- [Task to carry out]:
Would you write out the whole listing below exactly as given?
_ _ _ _ _ _ _
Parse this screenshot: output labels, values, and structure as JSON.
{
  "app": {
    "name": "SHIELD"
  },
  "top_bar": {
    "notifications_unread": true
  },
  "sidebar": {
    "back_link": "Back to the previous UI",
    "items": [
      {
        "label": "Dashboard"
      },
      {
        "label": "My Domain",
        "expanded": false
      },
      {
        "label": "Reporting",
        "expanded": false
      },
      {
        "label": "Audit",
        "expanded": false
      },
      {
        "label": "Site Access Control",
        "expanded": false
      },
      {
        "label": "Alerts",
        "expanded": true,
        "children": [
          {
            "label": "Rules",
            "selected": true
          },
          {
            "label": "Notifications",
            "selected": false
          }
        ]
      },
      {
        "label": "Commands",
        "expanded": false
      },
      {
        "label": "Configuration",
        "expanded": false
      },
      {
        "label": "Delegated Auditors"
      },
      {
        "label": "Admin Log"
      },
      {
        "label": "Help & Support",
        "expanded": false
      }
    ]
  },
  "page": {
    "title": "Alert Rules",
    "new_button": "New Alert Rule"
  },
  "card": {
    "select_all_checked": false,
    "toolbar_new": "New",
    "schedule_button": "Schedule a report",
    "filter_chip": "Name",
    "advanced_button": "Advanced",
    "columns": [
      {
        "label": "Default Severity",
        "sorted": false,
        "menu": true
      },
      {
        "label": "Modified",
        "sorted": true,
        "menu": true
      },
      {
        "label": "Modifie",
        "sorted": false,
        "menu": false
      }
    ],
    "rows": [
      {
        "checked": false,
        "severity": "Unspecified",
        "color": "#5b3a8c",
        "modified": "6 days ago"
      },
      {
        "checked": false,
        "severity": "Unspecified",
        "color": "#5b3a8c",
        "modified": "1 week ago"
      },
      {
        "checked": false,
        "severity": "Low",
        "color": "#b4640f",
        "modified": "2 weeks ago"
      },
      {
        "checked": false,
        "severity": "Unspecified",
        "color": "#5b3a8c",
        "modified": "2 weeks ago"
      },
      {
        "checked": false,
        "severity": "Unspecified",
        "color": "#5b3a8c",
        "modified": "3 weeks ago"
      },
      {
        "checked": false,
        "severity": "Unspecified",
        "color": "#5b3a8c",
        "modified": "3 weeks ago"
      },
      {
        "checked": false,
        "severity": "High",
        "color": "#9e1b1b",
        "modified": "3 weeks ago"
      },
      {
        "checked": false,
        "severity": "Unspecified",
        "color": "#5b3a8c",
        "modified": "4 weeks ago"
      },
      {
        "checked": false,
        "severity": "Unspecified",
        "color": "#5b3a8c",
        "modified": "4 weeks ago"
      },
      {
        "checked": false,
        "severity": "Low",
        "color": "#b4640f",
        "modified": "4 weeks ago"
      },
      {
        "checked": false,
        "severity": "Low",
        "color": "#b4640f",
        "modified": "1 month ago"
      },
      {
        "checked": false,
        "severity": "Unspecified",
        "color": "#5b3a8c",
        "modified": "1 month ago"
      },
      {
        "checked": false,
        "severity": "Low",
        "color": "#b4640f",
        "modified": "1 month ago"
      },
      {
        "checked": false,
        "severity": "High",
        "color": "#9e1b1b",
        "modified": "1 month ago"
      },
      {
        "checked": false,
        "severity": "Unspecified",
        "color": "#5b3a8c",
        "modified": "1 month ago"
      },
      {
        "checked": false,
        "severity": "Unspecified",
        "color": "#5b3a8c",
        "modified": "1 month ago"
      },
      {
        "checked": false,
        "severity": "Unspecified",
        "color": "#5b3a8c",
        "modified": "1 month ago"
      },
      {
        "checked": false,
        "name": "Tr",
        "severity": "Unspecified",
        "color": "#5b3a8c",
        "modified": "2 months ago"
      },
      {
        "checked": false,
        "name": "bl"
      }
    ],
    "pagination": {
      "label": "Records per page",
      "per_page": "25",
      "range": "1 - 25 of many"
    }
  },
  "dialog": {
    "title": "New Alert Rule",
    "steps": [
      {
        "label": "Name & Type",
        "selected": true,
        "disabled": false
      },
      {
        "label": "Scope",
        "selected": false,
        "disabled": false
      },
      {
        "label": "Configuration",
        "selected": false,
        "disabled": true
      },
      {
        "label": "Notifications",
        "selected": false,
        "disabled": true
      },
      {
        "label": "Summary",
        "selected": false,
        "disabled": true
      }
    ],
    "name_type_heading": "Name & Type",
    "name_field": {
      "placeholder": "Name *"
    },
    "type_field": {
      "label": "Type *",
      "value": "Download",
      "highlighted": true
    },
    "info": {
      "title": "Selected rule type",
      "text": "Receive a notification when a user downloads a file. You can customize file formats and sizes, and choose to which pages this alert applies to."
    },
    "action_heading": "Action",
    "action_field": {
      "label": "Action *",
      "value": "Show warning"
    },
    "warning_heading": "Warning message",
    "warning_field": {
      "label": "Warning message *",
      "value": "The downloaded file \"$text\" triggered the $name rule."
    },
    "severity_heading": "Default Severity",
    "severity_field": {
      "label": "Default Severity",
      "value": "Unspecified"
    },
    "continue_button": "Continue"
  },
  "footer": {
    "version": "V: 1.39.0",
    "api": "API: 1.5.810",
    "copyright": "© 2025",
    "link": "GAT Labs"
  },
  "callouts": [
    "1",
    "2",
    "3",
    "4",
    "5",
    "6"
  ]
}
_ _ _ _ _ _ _
- [Result below]:
Parse this screenshot: output labels, values, and structure as JSON.
{
  "app": {
    "name": "SHIELD"
  },
  "top_bar": {
    "notifications_unread": true
  },
  "sidebar": {
    "back_link": "Back to the previous UI",
    "items": [
      {
        "label": "Dashboard"
      },
      {
        "label": "My Domain",
        "expanded": false
      },
      {
        "label": "Reporting",
        "expanded": false
      },
      {
        "label": "Audit",
        "expanded": false
      },
      {
        "label": "Site Access Control",
        "expanded": false
      },
      {
        "label": "Alerts",
        "expanded": true,
        "children": [
          {
            "label": "Rules",
            "selected": true
          },
          {
            "label": "Notifications",
            "selected": false
          }
        ]
      },
      {
        "label": "Commands",
        "expanded": false
      },
      {
        "label": "Configuration",
        "expanded": false
      },
      {
        "label": "Delegated Auditors"
      },
      {
        "label": "Admin Log"
      },
      {
        "label": "Help & Support",
        "expanded": false
      }
    ]
  },
  "page": {
    "title": "Alert Rules",
    "new_button": "New Alert Rule"
  },
  "card": {
    "select_all_checked": false,
    "toolbar_new": "New",
    "schedule_button": "Schedule a report",
    "filter_chip": "Name",
    "advanced_button": "Advanced",
    "columns": [
      {
        "label": "Default Severity",
        "sorted": false,
        "menu": true
      },
      {
        "label": "Modified",
        "sorted": true,
        "menu": true
      },
      {
        "label": "Modifie",
        "sorted": false,
        "menu": false
      }
    ],
    "rows": [
      {
        "checked": false,
        "severity": "Unspecified",
        "color": "#5b3a8c",
        "modified": "6 days ago"
      },
      {
        "checked": false,
        "severity": "Unspecified",
        "color": "#5b3a8c",
        "modified": "1 week ago"
      },
      {
        "checked": false,
        "severity": "Low",
        "color": "#b4640f",
        "modified": "2 weeks ago"
      },
      {
        "checked": false,
        "severity": "Unspecified",
        "color": "#5b3a8c",
        "modified": "2 weeks ago"
      },
      {
        "checked": false,
        "severity": "Unspecified",
        "color": "#5b3a8c",
        "modified": "3 weeks ago"
      },
      {
        "checked": false,
        "severity": "Unspecified",
        "color": "#5b3a8c",
        "modified": "3 weeks ago"
      },
      {
        "checked": false,
        "severity": "High",
        "color": "#9e1b1b",
        "modified": "3 weeks ago"
      },
      {
        "checked": false,
        "severity": "Unspecified",
        "color": "#5b3a8c",
        "modified": "4 weeks ago"
      },
      {
        "checked": false,
        "severity": "Unspecified",
        "color": "#5b3a8c",
        "modified": "4 weeks ago"
      },
      {
        "checked": false,
        "severity": "Low",
        "color": "#b4640f",
        "modified": "4 weeks ago"
      },
      {
        "checked": false,
        "severity": "Low",
        "color": "#b4640f",
        "modified": "1 month ago"
      },
      {
        "checked": false,
        "severity": "Unspecified",
        "color": "#5b3a8c",
        "modified": "1 month ago"
      },
      {
        "checked": false,
        "severity": "Low",
        "color": "#b4640f",
        "modified": "1 month ago"
      },
      {
        "checked": false,
        "severity": "High",
        "color": "#9e1b1b",
        "modified": "1 month ago"
      },
      {
        "checked": false,
        "severity": "Unspecified",
        "color": "#5b3a8c",
        "modified": "1 month ago"
      },
      {
        "checked": false,
        "severity": "Unspecified",
        "color": "#5b3a8c",
        "modified": "1 month ago"
      },
      {
        "checked": false,
        "severity": "Unspecified",
        "color": "#5b3a8c",
        "modified": "1 month ago"
      },
      {
        "checked": false,
        "name": "Tr",
        "severity": "Unspecified",
        "color": "#5b3a8c",
        "modified": "2 months ago"
      },
      {
        "checked": false,
        "name": "bl"
      }
    ],
    "pagination": {
      "label": "Records per page",
      "per_page": "25",
      "range": "1 - 25 of many"
    }
  },
  "dialog": {
    "title": "New Alert Rule",
    "steps": [
      {
        "label": "Name & Type",
        "selected": true,
        "disabled": false
      },
      {
        "label": "Scope",
        "selected": false,
        "disabled": false
      },
      {
        "label": "Configuration",
        "selected": false,
        "disabled": true
      },
      {
        "label": "Notifications",
        "selected": false,
        "disabled": true
      },
      {
        "label": "Summary",
        "selected": false,
        "disabled": true
      }
    ],
    "name_type_heading": "Name & Type",
    "name_field": {
      "placeholder": "Name *"
    },
    "type_field": {
      "label": "Type *",
      "value": "Download",
      "highlighted": true
    },
    "info": {
      "title": "Selected rule type",
      "text": "Receive a notification when a user downloads a file. You can customize file formats and sizes, and choose to which pages this alert applies to."
    },
    "action_heading": "Action",
    "action_field": {
      "label": "Action *",
      "value": "Show warning"
    },
    "warning_heading": "Warning message",
    "warning_field": {
      "label": "Warning message *",
      "value": "The downloaded file \"$text\" triggered the $name rule."
    },
    "severity_heading": "Default Severity",
    "severity_field": {
      "label": "Default Severity",
      "value": "Unspecified"
    },
    "continue_button": "Continue"
  },
  "footer": {
    "version": "V: 1.39.0",
    "api": "API: 1.5.810",
    "copyright": "© 2025",
    "link": "GAT Labs"
  },
  "callouts": [
    "1",
    "2",
    "3",
    "4",
    "5",
    "6"
  ]
}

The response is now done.